TORN-ADO has been a result of the collaborative efforts of many artists with the desire to share the message of human resilience. It will be presented in a room specially constructed to house the installation, enabling visitors to experience three-dimensional artwork that transforms and utilizes the surrounding space. The artwork will use a variety of media to convey a message of human resilience in the face of disaster and chaos.
This project was inspired by a series of Professor Crawford’s paintings entitled Black Rose, made in response to her observations on the devastating effect of cancer in the life of her husband. TORN-ADO is an expansion of Crawford’s Black Rose series—both physically, in becoming a collaborative work that fills an entire room, as well as conceptually, addressing the concept of disaster not just in regard to cancer but to the many forms of disaster that humans encounter.

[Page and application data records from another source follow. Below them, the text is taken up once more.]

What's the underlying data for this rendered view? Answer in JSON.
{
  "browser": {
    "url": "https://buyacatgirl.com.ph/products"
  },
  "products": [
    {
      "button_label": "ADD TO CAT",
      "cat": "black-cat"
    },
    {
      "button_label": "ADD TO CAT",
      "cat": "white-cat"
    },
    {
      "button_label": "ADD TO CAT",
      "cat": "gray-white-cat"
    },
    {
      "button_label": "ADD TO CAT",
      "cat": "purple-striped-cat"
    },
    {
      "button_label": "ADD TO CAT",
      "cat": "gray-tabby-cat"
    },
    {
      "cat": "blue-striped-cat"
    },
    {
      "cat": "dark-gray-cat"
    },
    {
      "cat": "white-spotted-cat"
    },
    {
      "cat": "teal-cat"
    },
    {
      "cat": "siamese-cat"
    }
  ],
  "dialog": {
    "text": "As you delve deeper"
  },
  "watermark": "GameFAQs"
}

“We’re creating kind of a tribute to hope and perseverance amidst all the destruction,” said Heather Madsen, another artist on the team. “Our end goal is actually very uplifting. Humans stick together and we survive.”
In addition to the collaborative effort of the installation itself, there will also be a series of “field-note” pieces made by the individual artists. The pieces will be similar to the style of written and illustrated notes taken by an artist or scientist in an observational setting and will address and depict specific topics of disaster such as tornados, floods, cancer, child abuse, etc.
“Too often we forget that you can't have peace without the existence of chaos,” said Ayla Stebbing, a member of the artistic team. “A big part of this is how to get through [chaos] and knowing that there is going to be something different yet beautiful at the end of it. I’m glad to be part of creating that reminder for people.”
Written by: Whitney John